“I really think we need someone who has experience mediating,” Northam said this week. “I’m trained to be a healer. I try to make people better and bring ideas together and really move forward and do what’s in the best interests of the commonwealth.”
Northam is the ninth candidate and second Democrat to announce plans to run for lieutenant governor. Aneesh Chopra, the former chief technology officer in the Obama administration, also is running for the Democratic nomination, which will be decided in a primary. Seven Republicans are running for their party’s nomination, to be decided in a state convention.
The incumbent lieutenant governor, Republican Bill Bolling, ended his bid for the GOP gubernatorial nomination last week.
Northam informed supporters last weekend that he would get into the race after months of contemplation. He said he initially shied away from running, fearing a statewide campaign would put a strain on his medical practice. But his partners and family were supportive of him. That backing, and the “divisiveness and contention” that roiled the Senate earlier this year, spurred Northam to get in the race.

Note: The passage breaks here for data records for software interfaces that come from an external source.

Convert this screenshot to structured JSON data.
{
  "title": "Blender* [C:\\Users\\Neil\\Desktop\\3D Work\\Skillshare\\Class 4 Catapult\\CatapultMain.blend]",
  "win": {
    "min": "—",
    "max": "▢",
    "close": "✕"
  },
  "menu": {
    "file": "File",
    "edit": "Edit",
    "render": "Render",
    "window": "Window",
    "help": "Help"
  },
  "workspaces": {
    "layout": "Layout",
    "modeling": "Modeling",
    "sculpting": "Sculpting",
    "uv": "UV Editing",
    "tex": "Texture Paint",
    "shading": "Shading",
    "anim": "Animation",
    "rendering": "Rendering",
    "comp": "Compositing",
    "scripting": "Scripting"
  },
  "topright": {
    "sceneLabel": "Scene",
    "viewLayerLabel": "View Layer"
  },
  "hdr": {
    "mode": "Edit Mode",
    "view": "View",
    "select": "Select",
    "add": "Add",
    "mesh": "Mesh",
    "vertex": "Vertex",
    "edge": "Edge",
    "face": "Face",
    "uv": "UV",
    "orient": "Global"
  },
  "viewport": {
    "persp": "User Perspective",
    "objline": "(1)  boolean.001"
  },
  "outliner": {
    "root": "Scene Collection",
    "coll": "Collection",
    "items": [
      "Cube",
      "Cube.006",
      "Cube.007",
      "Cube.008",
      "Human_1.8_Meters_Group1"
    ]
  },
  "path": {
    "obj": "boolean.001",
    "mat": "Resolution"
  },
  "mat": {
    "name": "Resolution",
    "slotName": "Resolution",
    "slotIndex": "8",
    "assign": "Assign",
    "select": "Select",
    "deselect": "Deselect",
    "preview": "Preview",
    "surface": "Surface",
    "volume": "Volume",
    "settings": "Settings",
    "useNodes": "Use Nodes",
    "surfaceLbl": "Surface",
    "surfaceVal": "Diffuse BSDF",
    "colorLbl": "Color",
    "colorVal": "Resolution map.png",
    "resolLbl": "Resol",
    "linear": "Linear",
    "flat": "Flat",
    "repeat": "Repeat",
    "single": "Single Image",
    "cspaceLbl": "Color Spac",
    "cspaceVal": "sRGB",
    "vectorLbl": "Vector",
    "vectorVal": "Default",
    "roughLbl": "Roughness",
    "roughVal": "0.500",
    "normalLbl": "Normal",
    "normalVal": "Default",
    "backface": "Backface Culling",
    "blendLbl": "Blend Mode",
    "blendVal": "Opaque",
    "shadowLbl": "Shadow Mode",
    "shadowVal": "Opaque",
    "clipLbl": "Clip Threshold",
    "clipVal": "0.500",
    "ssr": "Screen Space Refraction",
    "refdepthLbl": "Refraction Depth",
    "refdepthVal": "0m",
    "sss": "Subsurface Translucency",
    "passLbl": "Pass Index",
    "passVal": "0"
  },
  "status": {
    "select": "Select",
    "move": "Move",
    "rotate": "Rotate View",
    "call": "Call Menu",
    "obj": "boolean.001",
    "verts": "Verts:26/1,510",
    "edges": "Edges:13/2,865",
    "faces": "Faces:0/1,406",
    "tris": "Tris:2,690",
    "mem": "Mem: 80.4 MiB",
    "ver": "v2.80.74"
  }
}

“There are serious challenges out there right now, starting with transportation and education and the environment and health care,” Northam said Tuesday during meeting with two reporters in his legislative office.
Northam said those priorities took a back seat in the evenly divided Senate this year because of a power struggle that ended with Republicans taking working control of the chamber, and divisive debates over social issues.
“The different social issues that seemed to be a big part of their agenda really bothered me a lot,” said Northam, who played a lead role in his caucus in trying to defeat legislation requiring pregnant women to submit to an ultrasound procedure before an abortion.
“Just to mandate to women that they should have this test, and also mandate to providers, physicians such as myself, what tests we should and shouldn’t be doing — that is nowhere for the legislature to go,” Northam said.
Northam also raised concerns about legislation and subsequent regulations that will require clinics performing abortions to meet the same licensing and building standards as hospitals.
“It was just a terrible precendent, I thought, at a time when we should be concentrating on less regulations rather than more,” he said.
Looking forward, Northam said the state has to come up with a new, “sustainable” source of transportation funding without raiding the general fund, which pays for services such as education, public safety and health care.
He said the state should create its own health benefits exchange to comply with the federal health care overhaul rather than have Virginia defer to a federally-run model. He also supports expanding the Medicaid program for the poor, a provision of the Affordable Care Act that Gov. Bob McDonnell opposes. The federal government would pay the full cost of the expansion for three years beginning in 2014 and gradually scale back to a 90 percent share.
“I think it’s short-sighted no to take advantage of that,” Northam said.
– Michael Sluss